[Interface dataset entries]
-.-.-
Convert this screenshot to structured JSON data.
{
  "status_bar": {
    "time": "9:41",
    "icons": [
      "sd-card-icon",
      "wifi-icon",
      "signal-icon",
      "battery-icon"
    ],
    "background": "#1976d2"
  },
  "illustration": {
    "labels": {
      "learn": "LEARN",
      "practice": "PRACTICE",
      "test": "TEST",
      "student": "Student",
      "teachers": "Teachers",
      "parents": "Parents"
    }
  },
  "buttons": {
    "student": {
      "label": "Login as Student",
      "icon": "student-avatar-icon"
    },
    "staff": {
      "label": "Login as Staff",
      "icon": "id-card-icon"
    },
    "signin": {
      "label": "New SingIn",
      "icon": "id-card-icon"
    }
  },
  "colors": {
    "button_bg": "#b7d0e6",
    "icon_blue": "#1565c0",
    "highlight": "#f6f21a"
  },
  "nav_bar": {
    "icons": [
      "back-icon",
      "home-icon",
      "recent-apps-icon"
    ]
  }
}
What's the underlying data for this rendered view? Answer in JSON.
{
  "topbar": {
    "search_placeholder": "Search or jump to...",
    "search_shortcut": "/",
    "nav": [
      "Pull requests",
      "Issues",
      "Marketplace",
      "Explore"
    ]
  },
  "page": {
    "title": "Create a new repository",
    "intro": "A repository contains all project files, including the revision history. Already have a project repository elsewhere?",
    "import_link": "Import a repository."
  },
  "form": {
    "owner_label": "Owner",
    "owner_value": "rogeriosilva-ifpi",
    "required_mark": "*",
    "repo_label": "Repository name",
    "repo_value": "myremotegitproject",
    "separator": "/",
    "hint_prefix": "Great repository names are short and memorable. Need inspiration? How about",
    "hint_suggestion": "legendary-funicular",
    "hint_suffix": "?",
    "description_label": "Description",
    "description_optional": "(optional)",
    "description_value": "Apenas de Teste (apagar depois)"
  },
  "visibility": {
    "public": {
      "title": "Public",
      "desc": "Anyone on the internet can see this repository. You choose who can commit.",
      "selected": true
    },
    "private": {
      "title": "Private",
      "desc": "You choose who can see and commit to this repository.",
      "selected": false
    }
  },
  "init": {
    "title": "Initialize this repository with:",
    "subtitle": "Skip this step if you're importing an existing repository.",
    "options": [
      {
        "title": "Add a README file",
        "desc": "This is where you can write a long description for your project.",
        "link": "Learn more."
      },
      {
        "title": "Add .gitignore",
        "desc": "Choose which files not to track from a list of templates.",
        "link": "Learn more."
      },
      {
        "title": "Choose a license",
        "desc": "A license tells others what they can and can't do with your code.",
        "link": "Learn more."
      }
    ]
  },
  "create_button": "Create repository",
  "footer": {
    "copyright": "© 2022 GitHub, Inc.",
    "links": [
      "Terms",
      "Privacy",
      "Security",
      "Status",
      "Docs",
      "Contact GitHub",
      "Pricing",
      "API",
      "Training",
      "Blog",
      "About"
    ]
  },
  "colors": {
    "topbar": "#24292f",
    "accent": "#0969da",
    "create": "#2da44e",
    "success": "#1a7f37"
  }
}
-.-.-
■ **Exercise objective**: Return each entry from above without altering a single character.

■ **Exercise result**:
Convert this screenshot to structured JSON data.
{
  "status_bar": {
    "time": "9:41",
    "icons": [
      "sd-card-icon",
      "wifi-icon",
      "signal-icon",
      "battery-icon"
    ],
    "background": "#1976d2"
  },
  "illustration": {
    "labels": {
      "learn": "LEARN",
      "practice": "PRACTICE",
      "test": "TEST",
      "student": "Student",
      "teachers": "Teachers",
      "parents": "Parents"
    }
  },
  "buttons": {
    "student": {
      "label": "Login as Student",
      "icon": "student-avatar-icon"
    },
    "staff": {
      "label": "Login as Staff",
      "icon": "id-card-icon"
    },
    "signin": {
      "label": "New SingIn",
      "icon": "id-card-icon"
    }
  },
  "colors": {
    "button_bg": "#b7d0e6",
    "icon_blue": "#1565c0",
    "highlight": "#f6f21a"
  },
  "nav_bar": {
    "icons": [
      "back-icon",
      "home-icon",
      "recent-apps-icon"
    ]
  }
}
What's the underlying data for this rendered view? Answer in JSON.
{
  "topbar": {
    "search_placeholder": "Search or jump to...",
    "search_shortcut": "/",
    "nav": [
      "Pull requests",
      "Issues",
      "Marketplace",
      "Explore"
    ]
  },
  "page": {
    "title": "Create a new repository",
    "intro": "A repository contains all project files, including the revision history. Already have a project repository elsewhere?",
    "import_link": "Import a repository."
  },
  "form": {
    "owner_label": "Owner",
    "owner_value": "rogeriosilva-ifpi",
    "required_mark": "*",
    "repo_label": "Repository name",
    "repo_value": "myremotegitproject",
    "separator": "/",
    "hint_prefix": "Great repository names are short and memorable. Need inspiration? How about",
    "hint_suggestion": "legendary-funicular",
    "hint_suffix": "?",
    "description_label": "Description",
    "description_optional": "(optional)",
    "description_value": "Apenas de Teste (apagar depois)"
  },
  "visibility": {
    "public": {
      "title": "Public",
      "desc": "Anyone on the internet can see this repository. You choose who can commit.",
      "selected": true
    },
    "private": {
      "title": "Private",
      "desc": "You choose who can see and commit to this repository.",
      "selected": false
    }
  },
  "init": {
    "title": "Initialize this repository with:",
    "subtitle": "Skip this step if you're importing an existing repository.",
    "options": [
      {
        "title": "Add a README file",
        "desc": "This is where you can write a long description for your project.",
        "link": "Learn more."
      },
      {
        "title": "Add .gitignore",
        "desc": "Choose which files not to track from a list of templates.",
        "link": "Learn more."
      },
      {
        "title": "Choose a license",
        "desc": "A license tells others what they can and can't do with your code.",
        "link": "Learn more."
      }
    ]
  },
  "create_button": "Create repository",
  "footer": {
    "copyright": "© 2022 GitHub, Inc.",
    "links": [
      "Terms",
      "Privacy",
      "Security",
      "Status",
      "Docs",
      "Contact GitHub",
      "Pricing",
      "API",
      "Training",
      "Blog",
      "About"
    ]
  },
  "colors": {
    "topbar": "#24292f",
    "accent": "#0969da",
    "create": "#2da44e",
    "success": "#1a7f37"
  }
}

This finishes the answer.